Instructions to follow
Without changing anything, set down every line shown below.

Source data
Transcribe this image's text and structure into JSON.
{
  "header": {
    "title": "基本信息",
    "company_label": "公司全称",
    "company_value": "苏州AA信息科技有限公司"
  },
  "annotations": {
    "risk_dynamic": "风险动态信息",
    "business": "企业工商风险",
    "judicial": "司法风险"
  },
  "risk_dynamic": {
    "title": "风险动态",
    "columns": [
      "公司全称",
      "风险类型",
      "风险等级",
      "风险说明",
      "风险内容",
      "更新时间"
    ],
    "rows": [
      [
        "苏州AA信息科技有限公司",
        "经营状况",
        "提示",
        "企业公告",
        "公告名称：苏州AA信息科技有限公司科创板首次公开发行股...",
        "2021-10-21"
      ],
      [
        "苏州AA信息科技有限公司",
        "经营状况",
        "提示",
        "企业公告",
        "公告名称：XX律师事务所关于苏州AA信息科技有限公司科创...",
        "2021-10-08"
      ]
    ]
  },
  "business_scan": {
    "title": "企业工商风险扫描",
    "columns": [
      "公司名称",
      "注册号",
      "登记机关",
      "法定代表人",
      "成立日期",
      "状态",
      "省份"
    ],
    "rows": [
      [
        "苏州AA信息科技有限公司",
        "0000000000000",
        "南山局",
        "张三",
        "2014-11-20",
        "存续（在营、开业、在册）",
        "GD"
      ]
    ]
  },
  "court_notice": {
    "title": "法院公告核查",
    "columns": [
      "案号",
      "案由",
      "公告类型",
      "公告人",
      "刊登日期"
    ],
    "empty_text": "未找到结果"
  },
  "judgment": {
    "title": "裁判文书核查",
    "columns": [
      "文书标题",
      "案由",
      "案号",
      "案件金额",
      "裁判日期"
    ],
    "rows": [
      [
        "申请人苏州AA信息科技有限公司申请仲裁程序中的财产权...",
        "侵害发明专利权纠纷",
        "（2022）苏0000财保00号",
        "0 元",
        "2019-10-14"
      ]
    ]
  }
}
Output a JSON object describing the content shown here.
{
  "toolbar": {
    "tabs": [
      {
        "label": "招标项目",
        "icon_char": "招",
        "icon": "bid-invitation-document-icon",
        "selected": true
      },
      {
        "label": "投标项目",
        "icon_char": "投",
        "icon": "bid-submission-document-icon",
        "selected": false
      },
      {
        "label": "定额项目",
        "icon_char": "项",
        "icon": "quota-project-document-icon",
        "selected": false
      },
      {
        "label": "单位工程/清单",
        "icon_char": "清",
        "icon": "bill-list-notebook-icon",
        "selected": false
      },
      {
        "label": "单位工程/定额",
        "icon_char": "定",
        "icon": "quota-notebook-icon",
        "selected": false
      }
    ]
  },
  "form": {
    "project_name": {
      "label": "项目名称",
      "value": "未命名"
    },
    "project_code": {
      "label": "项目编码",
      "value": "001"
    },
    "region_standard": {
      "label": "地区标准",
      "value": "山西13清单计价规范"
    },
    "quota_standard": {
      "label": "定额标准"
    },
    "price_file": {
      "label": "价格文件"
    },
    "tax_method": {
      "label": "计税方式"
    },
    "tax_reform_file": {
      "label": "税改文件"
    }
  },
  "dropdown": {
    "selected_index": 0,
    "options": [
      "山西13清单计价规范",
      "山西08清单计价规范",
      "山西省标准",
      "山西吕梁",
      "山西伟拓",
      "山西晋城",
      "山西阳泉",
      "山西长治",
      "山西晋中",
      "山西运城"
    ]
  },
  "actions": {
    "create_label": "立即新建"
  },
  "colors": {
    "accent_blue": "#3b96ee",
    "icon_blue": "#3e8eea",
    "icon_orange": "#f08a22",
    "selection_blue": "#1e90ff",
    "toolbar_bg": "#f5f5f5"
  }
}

Answer box
Transcribe this image's text and structure into JSON.
{
  "header": {
    "title": "基本信息",
    "company_label": "公司全称",
    "company_value": "苏州AA信息科技有限公司"
  },
  "annotations": {
    "risk_dynamic": "风险动态信息",
    "business": "企业工商风险",
    "judicial": "司法风险"
  },
  "risk_dynamic": {
    "title": "风险动态",
    "columns": [
      "公司全称",
      "风险类型",
      "风险等级",
      "风险说明",
      "风险内容",
      "更新时间"
    ],
    "rows": [
      [
        "苏州AA信息科技有限公司",
        "经营状况",
        "提示",
        "企业公告",
        "公告名称：苏州AA信息科技有限公司科创板首次公开发行股...",
        "2021-10-21"
      ],
      [
        "苏州AA信息科技有限公司",
        "经营状况",
        "提示",
        "企业公告",
        "公告名称：XX律师事务所关于苏州AA信息科技有限公司科创...",
        "2021-10-08"
      ]
    ]
  },
  "business_scan": {
    "title": "企业工商风险扫描",
    "columns": [
      "公司名称",
      "注册号",
      "登记机关",
      "法定代表人",
      "成立日期",
      "状态",
      "省份"
    ],
    "rows": [
      [
        "苏州AA信息科技有限公司",
        "0000000000000",
        "南山局",
        "张三",
        "2014-11-20",
        "存续（在营、开业、在册）",
        "GD"
      ]
    ]
  },
  "court_notice": {
    "title": "法院公告核查",
    "columns": [
      "案号",
      "案由",
      "公告类型",
      "公告人",
      "刊登日期"
    ],
    "empty_text": "未找到结果"
  },
  "judgment": {
    "title": "裁判文书核查",
    "columns": [
      "文书标题",
      "案由",
      "案号",
      "案件金额",
      "裁判日期"
    ],
    "rows": [
      [
        "申请人苏州AA信息科技有限公司申请仲裁程序中的财产权...",
        "侵害发明专利权纠纷",
        "（2022）苏0000财保00号",
        "0 元",
        "2019-10-14"
      ]
    ]
  }
}
Output a JSON object describing the content shown here.
{
  "toolbar": {
    "tabs": [
      {
        "label": "招标项目",
        "icon_char": "招",
        "icon": "bid-invitation-document-icon",
        "selected": true
      },
      {
        "label": "投标项目",
        "icon_char": "投",
        "icon": "bid-submission-document-icon",
        "selected": false
      },
      {
        "label": "定额项目",
        "icon_char": "项",
        "icon": "quota-project-document-icon",
        "selected": false
      },
      {
        "label": "单位工程/清单",
        "icon_char": "清",
        "icon": "bill-list-notebook-icon",
        "selected": false
      },
      {
        "label": "单位工程/定额",
        "icon_char": "定",
        "icon": "quota-notebook-icon",
        "selected": false
      }
    ]
  },
  "form": {
    "project_name": {
      "label": "项目名称",
      "value": "未命名"
    },
    "project_code": {
      "label": "项目编码",
      "value": "001"
    },
    "region_standard": {
      "label": "地区标准",
      "value": "山西13清单计价规范"
    },
    "quota_standard": {
      "label": "定额标准"
    },
    "price_file": {
      "label": "价格文件"
    },
    "tax_method": {
      "label": "计税方式"
    },
    "tax_reform_file": {
      "label": "税改文件"
    }
  },
  "dropdown": {
    "selected_index": 0,
    "options": [
      "山西13清单计价规范",
      "山西08清单计价规范",
      "山西省标准",
      "山西吕梁",
      "山西伟拓",
      "山西晋城",
      "山西阳泉",
      "山西长治",
      "山西晋中",
      "山西运城"
    ]
  },
  "actions": {
    "create_label": "立即新建"
  },
  "colors": {
    "accent_blue": "#3b96ee",
    "icon_blue": "#3e8eea",
    "icon_orange": "#f08a22",
    "selection_blue": "#1e90ff",
    "toolbar_bg": "#f5f5f5"
  }
}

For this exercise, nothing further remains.